In a manner of speaking, the painting constitutes a kind of ‘anti-art’ or art intentionally stripped of its artistic constituency. Canaletto produced scene after scene of Venice, knowing he had a ready market. As such, evidence the totally stripped sense of personality from the scene: the huddled groups of Venetians on the square are obviously generic, typified, almost stock figures. They are ‘cut and paste’ depictions: their attitudes and attire stylised to the point of cliché. In addition, there is a sense of the clinical about the surface of the piazza: it has undoubtedly been sanitised and cleansed for a more genteel set of eyes. This was photo-shopping by design and demand. There is something ostentatiously romanticised about the Byzantine architecture of the Basilica too: the imposing bell tower standing pronounced as an overt biblical symbol. The trapezoidal shape of St Mark’s square has been carefully moderated and the perspective clearly sharpened to accentuate the decorative aspect of the ornamental marble pattern we see in the stone pavement. Despite the intention of the piece as a product of sentimentality, we yet marvel at its razor-sharp draughtsmanship and its glowing veneered sheen. It is undoubtedly beautiful to us now, even if it represented all the cynicism attendant with social mobility for its day we have now come to despise in our own.

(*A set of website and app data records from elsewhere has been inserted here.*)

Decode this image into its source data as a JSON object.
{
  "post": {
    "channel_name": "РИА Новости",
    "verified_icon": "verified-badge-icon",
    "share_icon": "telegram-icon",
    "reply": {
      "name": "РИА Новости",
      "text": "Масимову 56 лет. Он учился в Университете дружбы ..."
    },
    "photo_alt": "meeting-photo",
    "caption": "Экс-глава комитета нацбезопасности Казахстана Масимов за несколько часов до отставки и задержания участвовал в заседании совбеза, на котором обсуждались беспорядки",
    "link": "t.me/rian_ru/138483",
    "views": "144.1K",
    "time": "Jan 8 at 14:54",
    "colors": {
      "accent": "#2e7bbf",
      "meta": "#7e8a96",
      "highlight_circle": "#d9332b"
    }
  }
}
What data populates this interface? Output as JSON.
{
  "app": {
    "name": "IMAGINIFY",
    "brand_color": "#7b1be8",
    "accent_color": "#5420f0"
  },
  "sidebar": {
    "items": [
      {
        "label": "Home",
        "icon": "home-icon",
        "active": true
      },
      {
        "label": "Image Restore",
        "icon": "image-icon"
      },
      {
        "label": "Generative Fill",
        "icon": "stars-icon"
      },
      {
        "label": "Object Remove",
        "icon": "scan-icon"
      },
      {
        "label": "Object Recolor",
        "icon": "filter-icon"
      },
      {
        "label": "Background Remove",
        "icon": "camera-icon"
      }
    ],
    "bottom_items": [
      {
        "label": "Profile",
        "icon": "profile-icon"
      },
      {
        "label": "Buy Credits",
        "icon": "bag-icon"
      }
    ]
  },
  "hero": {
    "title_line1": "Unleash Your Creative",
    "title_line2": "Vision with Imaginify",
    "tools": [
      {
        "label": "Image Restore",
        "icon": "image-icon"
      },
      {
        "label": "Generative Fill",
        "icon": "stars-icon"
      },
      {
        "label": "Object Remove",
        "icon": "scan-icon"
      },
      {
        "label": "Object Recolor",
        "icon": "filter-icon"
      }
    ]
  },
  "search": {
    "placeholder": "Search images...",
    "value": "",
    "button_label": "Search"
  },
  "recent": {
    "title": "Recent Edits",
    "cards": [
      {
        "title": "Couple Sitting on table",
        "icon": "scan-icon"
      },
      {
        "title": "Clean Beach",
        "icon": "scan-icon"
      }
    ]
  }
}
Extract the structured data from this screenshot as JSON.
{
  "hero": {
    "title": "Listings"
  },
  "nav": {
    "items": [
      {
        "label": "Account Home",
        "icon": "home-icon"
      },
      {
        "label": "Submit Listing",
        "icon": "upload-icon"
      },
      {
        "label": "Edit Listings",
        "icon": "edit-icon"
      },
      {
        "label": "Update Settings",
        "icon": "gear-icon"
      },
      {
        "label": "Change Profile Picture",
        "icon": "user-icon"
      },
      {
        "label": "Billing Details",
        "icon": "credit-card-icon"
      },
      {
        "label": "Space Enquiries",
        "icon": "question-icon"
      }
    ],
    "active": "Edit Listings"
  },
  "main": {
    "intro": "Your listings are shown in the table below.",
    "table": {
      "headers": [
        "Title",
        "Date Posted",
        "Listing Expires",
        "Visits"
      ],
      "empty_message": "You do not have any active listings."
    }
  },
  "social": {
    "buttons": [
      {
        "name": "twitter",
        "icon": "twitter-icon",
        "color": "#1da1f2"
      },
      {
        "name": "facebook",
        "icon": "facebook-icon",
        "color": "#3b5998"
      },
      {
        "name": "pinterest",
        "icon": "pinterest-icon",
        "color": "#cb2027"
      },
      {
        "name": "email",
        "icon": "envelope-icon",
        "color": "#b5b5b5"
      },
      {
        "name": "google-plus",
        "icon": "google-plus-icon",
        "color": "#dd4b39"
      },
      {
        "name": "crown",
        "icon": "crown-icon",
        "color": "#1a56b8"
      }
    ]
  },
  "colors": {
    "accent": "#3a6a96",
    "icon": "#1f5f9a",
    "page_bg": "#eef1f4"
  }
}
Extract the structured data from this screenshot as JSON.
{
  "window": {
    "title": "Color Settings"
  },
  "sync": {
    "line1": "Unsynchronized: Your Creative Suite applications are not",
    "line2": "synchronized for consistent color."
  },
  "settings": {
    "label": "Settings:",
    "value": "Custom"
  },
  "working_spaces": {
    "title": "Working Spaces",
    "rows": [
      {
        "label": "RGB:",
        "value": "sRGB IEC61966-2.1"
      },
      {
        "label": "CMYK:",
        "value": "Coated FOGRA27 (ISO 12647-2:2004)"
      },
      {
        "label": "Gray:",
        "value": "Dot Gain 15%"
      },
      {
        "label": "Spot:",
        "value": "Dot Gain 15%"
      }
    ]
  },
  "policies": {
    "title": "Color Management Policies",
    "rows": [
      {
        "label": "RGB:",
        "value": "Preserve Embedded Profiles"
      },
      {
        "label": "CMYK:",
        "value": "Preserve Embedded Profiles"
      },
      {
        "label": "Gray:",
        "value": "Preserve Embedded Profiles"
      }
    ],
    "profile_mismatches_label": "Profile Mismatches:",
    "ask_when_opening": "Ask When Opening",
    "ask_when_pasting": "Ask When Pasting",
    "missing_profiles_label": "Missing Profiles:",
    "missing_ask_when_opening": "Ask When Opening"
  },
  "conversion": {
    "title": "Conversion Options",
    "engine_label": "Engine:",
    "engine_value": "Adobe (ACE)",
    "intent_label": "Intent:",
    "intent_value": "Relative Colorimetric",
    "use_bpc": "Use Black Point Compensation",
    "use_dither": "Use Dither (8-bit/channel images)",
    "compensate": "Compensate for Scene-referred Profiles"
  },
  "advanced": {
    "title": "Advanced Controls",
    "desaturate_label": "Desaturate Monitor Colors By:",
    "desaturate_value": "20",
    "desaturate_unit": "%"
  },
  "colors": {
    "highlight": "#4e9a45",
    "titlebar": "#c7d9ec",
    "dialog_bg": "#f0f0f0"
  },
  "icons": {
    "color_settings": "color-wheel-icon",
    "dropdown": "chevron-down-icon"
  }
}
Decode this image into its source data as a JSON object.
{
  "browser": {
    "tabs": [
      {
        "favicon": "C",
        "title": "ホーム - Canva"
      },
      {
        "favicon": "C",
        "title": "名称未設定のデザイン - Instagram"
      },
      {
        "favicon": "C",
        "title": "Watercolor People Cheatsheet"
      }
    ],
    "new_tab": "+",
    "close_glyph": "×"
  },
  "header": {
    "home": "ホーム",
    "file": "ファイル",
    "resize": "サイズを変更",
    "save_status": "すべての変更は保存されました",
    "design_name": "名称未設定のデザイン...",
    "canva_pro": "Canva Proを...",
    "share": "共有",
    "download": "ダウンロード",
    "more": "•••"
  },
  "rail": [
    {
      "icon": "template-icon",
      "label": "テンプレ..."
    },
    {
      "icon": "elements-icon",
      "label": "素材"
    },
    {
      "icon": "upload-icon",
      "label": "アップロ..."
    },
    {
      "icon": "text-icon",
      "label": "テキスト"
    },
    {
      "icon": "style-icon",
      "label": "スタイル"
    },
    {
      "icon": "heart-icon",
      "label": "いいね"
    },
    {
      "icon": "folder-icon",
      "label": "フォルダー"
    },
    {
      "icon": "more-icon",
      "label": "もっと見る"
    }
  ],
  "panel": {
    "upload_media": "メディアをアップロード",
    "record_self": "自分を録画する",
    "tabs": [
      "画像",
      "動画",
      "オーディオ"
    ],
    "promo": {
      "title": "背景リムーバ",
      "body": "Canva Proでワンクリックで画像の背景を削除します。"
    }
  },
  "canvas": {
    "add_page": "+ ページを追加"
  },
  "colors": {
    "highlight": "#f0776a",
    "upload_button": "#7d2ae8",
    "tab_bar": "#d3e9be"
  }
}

Image courtesy of the Fogg Museum, Harvard University.
Neal Hovelmeier is a Zimbabwean novelist, academic and educator. He is a Fellow at the Radcliffe Institute for Advanced Study at Harvard University. He holds a PhD in the humanities from the University of the Witwatersrand. For more of his writing visit www.nealhovelmeier.com